BUFFALO, N.Y. (WIVB) – The number of people illegally crossing the northern border with Canada is on the rise, and U.S. Customs and Border Patrol is putting out a warning urging people not to cross illegally, especially with the harsh winter weather on the way.
News 4 got exclusive access into Border Patrol’s operations to see how they’re preparing and to see the technology agents are using to crack down on smuggling as well as how they’re patrolling the border.
Just this week, four people were caught illegally trying to cross in dangerous conditions.
“Our cameras did an excellent job detecting it, they guided our agents in with our technology that we are using and they were able to apprehend both subjects, but both subjects were wet from their waist down after crossing the river and it was a cold night,” Brady Waikel, the patrol agent-in-charge of the Niagara Falls Border Patrol Station, said. “What we’re starting to see is the water temps are dropping the last few days they’ve been below 40 degrees.”
CBP said they detected two men from Mexico on rafts illegally crossing into the U.S. Tuesday morning on the Lower Niagara River.
Then, just two days later, another man from Mexico and one from India were arrested for illegally crossing in the same area amid frigid temperatures.
“This is extremely dangerous with the cold weather, the cold water,” Waikel said. “It also highlights the callousness of the smugglers, so in that event there wasn’t a smuggler guiding them, it was someone simply brought them to the river in the early morning in the dark, gave them an inflatable raft and said go that way and good luck.”
CBP reports they processed 90 land border encounters in the Buffalo sector last year, and 286 this year. CBP’s Buffalo Sector goes from Erie, Pennsylvania to Wellesley Island, New York. At Border Patrol headquarters in Grand Island, agents took us inside their International Border Communications Center — showing us the high-tech cameras they have watching the border around the clock.
Customs and Border Protection has 13 tower cameras strategically placed along the U.S. part of the border with Canada. Each tower has four cameras, with radar, night vision, and cameras that track body temperature.
Much of their focus here is on commercial train crossings on the International Railway Bridge over I-190. Right now, there is a large X-ray machine that Customs and Border Protection uses to see if there’s anything suspicious when trains cross. Customs is also in the process of installing a more sophisticated non-intrusive inspection X-ray here to crackdown on smuggling.
With the harsh winter approaching, Border Patrol has the tools to adjust, with ATVs and snowmobiles to patrol and check out blind spots as well as drones to put an eye in the sky.
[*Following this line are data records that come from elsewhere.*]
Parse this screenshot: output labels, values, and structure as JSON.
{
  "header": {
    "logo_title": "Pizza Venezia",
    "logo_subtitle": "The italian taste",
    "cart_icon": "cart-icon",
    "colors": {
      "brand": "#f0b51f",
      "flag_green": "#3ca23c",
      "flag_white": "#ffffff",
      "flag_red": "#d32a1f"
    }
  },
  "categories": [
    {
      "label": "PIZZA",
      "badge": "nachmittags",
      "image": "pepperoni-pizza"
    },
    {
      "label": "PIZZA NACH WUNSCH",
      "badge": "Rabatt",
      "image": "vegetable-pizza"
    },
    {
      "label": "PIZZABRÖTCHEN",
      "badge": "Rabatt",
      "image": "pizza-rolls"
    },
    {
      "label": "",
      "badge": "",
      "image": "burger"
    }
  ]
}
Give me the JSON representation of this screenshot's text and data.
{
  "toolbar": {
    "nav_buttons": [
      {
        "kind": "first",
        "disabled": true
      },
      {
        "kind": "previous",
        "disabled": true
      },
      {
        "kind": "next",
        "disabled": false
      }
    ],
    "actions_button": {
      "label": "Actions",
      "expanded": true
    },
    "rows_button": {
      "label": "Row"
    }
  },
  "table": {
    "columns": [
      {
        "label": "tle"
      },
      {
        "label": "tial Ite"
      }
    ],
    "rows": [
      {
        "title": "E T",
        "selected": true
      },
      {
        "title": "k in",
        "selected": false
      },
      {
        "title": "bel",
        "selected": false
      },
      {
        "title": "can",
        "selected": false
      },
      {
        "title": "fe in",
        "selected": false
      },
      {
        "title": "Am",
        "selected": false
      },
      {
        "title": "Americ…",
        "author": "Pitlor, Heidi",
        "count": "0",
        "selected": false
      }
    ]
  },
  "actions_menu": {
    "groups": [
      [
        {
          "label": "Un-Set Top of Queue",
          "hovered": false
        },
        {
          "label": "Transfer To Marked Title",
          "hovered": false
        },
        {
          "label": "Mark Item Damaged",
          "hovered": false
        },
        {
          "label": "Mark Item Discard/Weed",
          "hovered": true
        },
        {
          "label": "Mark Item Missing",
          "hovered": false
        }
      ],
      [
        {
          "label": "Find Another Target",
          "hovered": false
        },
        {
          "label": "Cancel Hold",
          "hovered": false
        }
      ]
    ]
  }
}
But, federal agents admit there are challenges when major snowstorms hit.
“We will often help the locals and the state agencies as well with just public safety getting the people that are stranded in vehicles that are stranded in homes, we do that quite frequently, but we do still have the border enforcement mission, so we still have to manage the border,” Waikel said.
Even if someone is able to illegally cross successfully, that’s not the end of the story.
“Once someone crosses the border whether it be here or on the Southern Border if they happen to get through without being detected it’s not the end of the story there are additional layers of enforcement that can find them and bring forth a law enforcement resolution,” Waikel said.
There have even been times in which people have illegally crossed Lake Erie and the Niagara River after they froze.
“The only thing that hinders us in our floats is actual icing of the water, we can float up until the water is unsafe to be on it,” Waikel said.
If you see anything suspicious along the border, you can call the CBP Tipline: 1-800-331-0353.
Jeff Preval is an award-winning anchor and reporter who joined the News 4 team in December 2021. See more of his work here.